“Employers don’t need to guilt trip employees back to the office,” Ms Slowey said. “While all age groups generally want more flexibility at work, the majority want to be in the office at least some of the time.

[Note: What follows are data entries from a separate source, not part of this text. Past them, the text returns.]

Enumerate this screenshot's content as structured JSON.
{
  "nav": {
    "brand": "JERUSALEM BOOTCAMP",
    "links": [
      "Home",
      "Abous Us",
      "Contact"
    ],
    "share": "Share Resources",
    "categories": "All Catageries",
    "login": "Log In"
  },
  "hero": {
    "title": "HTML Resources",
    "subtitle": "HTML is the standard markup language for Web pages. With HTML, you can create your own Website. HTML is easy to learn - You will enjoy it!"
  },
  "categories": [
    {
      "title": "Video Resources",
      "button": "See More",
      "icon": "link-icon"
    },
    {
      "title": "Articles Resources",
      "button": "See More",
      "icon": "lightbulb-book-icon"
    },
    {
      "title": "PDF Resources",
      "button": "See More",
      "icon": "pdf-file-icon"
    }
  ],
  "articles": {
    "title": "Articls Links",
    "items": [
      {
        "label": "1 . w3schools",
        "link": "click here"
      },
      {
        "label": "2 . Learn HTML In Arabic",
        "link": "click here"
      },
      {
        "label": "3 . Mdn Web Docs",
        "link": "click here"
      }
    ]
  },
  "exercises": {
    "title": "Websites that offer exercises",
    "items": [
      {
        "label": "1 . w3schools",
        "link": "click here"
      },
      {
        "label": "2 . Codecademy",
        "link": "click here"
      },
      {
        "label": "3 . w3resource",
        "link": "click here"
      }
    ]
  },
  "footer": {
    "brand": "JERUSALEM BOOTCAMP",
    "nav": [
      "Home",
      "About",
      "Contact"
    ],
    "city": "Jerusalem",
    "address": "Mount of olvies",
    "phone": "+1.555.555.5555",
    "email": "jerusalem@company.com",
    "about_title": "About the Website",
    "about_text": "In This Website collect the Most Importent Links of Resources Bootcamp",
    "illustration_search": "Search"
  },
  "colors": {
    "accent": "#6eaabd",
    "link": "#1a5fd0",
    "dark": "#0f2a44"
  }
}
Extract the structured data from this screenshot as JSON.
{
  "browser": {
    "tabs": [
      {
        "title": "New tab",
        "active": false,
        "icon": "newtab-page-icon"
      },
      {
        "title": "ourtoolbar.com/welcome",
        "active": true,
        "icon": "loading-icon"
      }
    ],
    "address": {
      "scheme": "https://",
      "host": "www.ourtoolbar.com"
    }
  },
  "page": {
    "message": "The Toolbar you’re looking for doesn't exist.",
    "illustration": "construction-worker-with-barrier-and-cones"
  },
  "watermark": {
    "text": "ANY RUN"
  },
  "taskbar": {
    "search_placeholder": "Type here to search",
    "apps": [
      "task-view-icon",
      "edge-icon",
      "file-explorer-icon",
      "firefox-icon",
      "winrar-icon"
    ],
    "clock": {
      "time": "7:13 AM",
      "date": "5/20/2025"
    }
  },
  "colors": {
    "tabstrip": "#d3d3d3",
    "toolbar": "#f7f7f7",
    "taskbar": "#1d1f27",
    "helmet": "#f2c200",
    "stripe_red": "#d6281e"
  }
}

“There are certainly new challenges for employers around on-boarding and training new and younger workers if people work remotely more often, but these aren’t insurmountable. Organising team time in the office, offering development opportunities to non-management staff, or using remote working as an opportunity for less experienced staff to join senior meetings they wouldn’t normally attend if it was in a physical boardroom are just some of the relatively straightforward ways we can support and train young and new workers.”